Pronunciation Mistakes and Border Security

I love the English language. It’s compact, flexible, and easy to learn (at least easier than Latin languages like Spanish, French or Portuguese with all those verb conjugations). Although I’ve been learning English since I was twelve years old, I still make a significant number of pronunciation mistakes. Being married to an American makes my life much easier, and I really appreciate it when my wife corrects my pronunciation (after laughing out loud for 5 minutes, of course).

Yesterday, I started thinking that it may be possible to state that native speakers of language X typically make certain pronunciation mistakes when speaking English. More precisely, I started looking at my own mistakes and the mistakes of my fellow Brazilians. This led me to state the following conjecture:

Conjecture: When asked to say the following sentence out loud, 90% of all Brazilians who can speak English will make at least one pronunciation mistake:

“Sporting summer clothes, Jimmy Buffet was drinking his favorite lager as the road wound before driving over the Potomac river, where the scarce geese population has been massacred, when he saw his friends Graham and Craig from Akron, Ohio on his rear view mirror, wearing their hunting apparel.”

Try it out and let me know what happens! (I’m already counting myself as 1 out of 1.) UPDATE (4/17/10): 3 out of 3 Brazilians have made at least one mistake.

This little exercise made me think of using speech analysis for security purposes. Let’s say you’re screening people and you’re worried that they aren’t really from the country they claim to be from (e.g. fake passport). They could be asked to read a passage of text, which will then be analyzed by a computer program that will look for pronunciation mistakes (even tiny ones) or inconsistencies. Say, for example, that people from country X typically say word Y in a certain way and this person does not. That’s a first warning sign. If enough of these signs are caught, that may mean something (statistically speaking).

Has anyone heard of this kind of screening procedure?
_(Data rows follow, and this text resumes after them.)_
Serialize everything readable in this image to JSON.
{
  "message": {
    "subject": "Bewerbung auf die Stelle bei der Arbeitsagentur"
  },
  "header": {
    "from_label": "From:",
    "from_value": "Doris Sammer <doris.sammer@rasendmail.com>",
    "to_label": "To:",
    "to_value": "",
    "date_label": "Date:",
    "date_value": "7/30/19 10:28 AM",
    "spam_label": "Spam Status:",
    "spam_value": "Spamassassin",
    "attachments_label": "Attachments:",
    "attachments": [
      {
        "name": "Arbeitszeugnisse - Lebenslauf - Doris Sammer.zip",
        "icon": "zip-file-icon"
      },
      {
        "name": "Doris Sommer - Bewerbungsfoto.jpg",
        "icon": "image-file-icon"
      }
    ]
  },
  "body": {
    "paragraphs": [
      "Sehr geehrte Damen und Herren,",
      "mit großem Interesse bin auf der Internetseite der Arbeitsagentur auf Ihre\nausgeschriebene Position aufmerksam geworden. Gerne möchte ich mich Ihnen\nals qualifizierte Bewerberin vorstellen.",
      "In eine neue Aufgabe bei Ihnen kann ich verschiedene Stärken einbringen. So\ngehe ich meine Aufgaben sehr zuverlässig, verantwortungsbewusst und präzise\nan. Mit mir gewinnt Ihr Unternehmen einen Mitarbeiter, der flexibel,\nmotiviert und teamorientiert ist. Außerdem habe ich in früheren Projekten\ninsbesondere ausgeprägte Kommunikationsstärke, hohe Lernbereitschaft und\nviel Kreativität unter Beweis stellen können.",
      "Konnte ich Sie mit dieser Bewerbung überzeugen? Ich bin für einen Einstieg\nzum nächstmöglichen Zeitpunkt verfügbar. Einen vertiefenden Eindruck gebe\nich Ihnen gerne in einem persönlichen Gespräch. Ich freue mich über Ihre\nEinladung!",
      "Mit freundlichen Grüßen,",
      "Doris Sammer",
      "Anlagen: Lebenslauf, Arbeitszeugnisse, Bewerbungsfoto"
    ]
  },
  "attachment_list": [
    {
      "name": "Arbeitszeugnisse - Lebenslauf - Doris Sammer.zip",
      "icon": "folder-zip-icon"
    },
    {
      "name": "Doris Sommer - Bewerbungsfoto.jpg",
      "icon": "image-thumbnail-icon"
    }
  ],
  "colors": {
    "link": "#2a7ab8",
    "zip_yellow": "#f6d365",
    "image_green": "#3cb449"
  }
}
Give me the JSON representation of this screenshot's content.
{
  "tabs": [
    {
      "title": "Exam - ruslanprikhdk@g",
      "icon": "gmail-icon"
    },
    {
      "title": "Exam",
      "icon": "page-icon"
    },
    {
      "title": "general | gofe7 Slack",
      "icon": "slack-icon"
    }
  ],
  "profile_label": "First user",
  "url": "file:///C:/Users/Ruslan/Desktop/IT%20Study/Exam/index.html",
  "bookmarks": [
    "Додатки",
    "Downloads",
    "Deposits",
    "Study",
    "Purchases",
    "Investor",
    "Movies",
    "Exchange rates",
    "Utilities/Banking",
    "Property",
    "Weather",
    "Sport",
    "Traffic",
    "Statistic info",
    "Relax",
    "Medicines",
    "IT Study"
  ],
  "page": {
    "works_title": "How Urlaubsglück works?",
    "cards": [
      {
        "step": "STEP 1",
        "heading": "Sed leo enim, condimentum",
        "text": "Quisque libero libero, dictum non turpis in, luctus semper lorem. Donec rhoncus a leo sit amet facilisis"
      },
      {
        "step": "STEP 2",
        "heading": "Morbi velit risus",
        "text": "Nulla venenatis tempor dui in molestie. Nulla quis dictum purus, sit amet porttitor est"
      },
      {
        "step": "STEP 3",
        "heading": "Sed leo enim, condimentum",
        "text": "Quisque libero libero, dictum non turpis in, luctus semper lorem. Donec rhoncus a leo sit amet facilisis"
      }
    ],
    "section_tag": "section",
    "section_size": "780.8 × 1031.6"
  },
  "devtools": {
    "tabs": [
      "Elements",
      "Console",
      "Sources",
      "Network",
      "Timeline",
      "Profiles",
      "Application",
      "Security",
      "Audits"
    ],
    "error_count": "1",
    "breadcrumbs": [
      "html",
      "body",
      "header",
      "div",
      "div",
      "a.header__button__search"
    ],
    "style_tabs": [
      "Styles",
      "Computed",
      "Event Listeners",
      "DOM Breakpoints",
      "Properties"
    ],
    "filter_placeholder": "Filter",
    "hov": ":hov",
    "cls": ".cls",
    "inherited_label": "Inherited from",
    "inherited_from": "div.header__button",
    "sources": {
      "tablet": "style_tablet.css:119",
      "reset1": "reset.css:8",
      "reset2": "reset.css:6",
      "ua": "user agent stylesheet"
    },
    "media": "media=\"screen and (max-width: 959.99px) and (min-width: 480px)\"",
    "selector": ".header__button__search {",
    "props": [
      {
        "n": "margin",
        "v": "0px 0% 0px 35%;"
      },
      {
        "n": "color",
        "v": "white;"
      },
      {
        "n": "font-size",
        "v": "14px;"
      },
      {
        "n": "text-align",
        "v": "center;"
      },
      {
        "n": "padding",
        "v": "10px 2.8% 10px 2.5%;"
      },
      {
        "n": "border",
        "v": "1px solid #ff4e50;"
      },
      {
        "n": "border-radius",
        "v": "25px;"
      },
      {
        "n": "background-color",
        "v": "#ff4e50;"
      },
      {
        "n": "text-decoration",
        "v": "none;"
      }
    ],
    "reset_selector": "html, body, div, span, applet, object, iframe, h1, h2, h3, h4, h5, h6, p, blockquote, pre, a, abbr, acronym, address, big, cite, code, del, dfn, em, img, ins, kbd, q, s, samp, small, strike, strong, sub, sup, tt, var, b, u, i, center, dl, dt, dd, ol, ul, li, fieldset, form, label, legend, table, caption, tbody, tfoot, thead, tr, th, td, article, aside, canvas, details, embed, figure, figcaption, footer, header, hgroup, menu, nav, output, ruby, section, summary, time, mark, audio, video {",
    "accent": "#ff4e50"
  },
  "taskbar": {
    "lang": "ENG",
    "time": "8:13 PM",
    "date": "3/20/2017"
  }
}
I’d love to read something about it. Perhaps OR can be used to help choose the main words that should go into the text passages, or to help with the speech analysis.


Filed under Applications, Security